How New Zealand Is Beating the Coronavirus Pandemic
“The United States is a pandemic-policy mess, and the whole world is watching the meltdown,” Markos Kounalakis writes for the Washington Monthly. “How did such a small place [like New Zealand] take on such a big role on the world stage to lead the fight against the infection’s spread throughout its country?”
“Basically, there are two reasons: First, it had an almost airtight month-long lockdown during which only supermarkets and pharmacies remained open. Second, the population trusted its public leadership and complied with strict safety protocols,” Kounalakis writes. “As a result, on 7 June, Prime Minister Jacinda Ardern announced that New Zealand had ‘eliminated transmission of the virus.’
“New Zealand’s overall pandemic response and vigilance has kept the virus at bay for two-and-a-half months. It’s easy to credit its distant isolation and adherent society, but some focus on a special leadership characteristic: Women get the job done.
“A popular meme credits multiple nations led by women as being more effective in managing a nation in crisis. Prime Minister Ardern makes the list along with Germany, Taiwan, Iceland, Finland, Norway and Denmark. Not a bad line-up of successful women leaders, especially when they are juxtaposed against more than a few presidents and prime ministers who have failed miserably in the age of the coronavirus.”
Kounalakis is McClatchy’s foreign affairs columnist, a visiting fellow at the Hoover Institution, and the author of Spin Wars and Spy Games: Global Media and Intelligence.
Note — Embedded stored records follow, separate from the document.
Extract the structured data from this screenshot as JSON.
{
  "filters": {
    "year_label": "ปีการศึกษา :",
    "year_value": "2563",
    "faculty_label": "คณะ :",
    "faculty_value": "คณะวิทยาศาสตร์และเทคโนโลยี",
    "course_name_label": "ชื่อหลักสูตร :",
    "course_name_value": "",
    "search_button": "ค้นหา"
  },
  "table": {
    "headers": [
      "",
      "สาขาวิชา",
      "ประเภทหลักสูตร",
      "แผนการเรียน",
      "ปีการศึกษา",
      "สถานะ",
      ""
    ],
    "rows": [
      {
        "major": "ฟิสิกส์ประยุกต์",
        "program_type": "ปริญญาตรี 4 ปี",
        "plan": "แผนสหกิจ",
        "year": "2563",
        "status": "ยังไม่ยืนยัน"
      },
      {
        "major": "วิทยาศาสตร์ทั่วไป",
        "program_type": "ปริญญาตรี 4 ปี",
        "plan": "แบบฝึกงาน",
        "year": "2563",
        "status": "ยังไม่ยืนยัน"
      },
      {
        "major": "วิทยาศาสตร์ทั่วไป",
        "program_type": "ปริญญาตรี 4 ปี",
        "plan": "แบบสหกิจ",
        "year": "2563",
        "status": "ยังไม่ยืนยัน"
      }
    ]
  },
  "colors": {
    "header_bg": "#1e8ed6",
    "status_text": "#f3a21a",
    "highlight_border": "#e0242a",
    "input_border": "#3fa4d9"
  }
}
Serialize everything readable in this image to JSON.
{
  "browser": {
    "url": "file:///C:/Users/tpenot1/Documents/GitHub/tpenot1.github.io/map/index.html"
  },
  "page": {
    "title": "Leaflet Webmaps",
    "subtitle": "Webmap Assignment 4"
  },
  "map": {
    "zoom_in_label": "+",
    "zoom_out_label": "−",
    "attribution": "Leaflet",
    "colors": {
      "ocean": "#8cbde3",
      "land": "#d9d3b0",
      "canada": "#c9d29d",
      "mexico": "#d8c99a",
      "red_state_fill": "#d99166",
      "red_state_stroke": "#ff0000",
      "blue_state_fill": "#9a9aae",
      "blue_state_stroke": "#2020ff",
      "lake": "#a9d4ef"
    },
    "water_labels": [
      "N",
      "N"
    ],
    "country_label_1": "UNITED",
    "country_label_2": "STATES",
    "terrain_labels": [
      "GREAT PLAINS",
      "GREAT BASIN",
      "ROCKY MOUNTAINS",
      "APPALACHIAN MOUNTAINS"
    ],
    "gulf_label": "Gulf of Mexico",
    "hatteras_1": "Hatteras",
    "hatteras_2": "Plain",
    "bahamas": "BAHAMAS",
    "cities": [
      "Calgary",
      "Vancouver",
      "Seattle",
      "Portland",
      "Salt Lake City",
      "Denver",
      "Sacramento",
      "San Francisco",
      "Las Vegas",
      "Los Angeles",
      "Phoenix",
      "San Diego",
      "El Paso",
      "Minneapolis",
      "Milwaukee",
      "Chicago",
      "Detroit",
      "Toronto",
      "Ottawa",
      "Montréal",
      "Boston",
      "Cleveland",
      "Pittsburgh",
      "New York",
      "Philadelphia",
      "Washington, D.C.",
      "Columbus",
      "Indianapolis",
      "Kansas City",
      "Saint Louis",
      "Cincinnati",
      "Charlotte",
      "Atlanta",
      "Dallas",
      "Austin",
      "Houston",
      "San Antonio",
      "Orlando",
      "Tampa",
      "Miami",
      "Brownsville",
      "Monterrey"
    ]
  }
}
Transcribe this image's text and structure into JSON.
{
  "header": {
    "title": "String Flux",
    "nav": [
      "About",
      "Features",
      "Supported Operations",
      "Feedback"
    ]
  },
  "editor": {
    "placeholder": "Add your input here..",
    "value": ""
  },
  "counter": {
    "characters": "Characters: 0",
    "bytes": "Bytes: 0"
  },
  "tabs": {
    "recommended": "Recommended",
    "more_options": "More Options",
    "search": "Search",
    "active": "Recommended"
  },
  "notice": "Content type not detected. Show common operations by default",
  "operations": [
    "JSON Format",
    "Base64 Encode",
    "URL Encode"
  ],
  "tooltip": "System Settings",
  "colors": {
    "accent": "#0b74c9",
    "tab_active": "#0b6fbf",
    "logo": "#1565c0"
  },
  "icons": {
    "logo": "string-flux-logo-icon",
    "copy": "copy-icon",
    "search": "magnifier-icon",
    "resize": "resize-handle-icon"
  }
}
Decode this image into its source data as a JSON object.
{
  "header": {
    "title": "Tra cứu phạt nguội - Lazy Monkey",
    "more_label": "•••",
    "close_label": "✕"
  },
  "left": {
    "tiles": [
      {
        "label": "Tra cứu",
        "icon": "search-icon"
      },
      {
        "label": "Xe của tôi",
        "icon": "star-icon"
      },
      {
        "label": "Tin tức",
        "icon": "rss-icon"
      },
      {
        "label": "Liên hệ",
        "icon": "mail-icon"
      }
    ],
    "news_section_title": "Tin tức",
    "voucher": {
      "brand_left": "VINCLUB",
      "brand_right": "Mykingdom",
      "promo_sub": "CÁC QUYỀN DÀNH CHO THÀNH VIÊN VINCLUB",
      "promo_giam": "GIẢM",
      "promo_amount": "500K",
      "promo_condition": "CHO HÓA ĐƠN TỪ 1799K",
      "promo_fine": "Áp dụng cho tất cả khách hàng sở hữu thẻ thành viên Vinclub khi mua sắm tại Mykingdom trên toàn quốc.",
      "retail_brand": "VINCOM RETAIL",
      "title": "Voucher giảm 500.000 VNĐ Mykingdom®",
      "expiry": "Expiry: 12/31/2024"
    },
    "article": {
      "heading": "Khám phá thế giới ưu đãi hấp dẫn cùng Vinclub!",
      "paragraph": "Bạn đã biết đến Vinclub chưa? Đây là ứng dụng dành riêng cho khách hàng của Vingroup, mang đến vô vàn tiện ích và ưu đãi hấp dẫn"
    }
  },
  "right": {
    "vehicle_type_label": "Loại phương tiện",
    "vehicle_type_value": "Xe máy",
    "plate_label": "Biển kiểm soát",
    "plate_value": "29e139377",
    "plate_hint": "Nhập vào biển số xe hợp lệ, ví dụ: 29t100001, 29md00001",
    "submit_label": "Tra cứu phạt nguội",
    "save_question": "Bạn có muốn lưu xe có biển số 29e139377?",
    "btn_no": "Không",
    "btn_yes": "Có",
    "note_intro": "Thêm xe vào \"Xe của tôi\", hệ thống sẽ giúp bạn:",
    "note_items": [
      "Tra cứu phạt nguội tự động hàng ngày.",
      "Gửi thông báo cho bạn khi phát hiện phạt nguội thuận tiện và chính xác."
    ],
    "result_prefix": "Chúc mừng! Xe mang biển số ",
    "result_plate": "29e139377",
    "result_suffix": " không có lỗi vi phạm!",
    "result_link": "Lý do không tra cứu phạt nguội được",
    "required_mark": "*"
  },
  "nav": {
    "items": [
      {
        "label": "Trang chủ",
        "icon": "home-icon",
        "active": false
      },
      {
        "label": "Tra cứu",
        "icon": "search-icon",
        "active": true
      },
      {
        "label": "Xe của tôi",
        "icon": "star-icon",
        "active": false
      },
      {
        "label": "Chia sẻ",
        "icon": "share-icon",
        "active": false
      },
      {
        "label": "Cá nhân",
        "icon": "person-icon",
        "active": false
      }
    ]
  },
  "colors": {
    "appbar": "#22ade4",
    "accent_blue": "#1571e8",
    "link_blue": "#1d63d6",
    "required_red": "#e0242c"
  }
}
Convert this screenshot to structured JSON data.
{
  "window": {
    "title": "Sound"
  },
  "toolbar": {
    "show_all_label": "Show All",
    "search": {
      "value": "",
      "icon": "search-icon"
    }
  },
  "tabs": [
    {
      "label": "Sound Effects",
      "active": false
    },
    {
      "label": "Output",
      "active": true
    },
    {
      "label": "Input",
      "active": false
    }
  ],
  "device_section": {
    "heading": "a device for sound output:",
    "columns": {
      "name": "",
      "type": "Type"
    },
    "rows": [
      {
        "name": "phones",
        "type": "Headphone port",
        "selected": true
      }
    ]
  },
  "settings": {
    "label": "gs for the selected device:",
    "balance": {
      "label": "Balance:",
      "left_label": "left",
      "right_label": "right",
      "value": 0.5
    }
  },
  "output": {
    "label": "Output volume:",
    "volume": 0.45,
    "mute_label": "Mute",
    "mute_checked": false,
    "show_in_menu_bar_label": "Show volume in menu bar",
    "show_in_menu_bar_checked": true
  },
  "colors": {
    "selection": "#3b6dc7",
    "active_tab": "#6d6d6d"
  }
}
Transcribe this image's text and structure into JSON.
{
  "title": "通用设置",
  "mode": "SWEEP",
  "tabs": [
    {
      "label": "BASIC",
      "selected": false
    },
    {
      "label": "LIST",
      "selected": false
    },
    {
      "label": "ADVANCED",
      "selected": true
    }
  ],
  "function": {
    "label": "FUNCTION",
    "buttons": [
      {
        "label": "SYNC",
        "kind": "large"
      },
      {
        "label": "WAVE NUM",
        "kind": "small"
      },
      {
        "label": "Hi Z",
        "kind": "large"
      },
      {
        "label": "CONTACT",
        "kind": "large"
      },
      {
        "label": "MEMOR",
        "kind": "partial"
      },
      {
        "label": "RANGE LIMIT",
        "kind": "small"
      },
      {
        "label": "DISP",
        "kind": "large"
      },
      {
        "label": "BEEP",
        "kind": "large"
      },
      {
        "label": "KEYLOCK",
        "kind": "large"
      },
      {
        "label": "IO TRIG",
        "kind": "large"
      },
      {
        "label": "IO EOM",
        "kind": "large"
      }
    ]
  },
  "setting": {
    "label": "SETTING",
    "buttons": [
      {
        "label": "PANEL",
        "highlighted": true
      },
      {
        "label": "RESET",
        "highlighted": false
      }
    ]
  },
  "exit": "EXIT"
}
He is president and publisher emeritus of the Washington Monthly.
Original article by Markos Kounalakis, Washington Monthly, July 22, 2020.
Photo by New Zealand Government, Office of the Governor-General.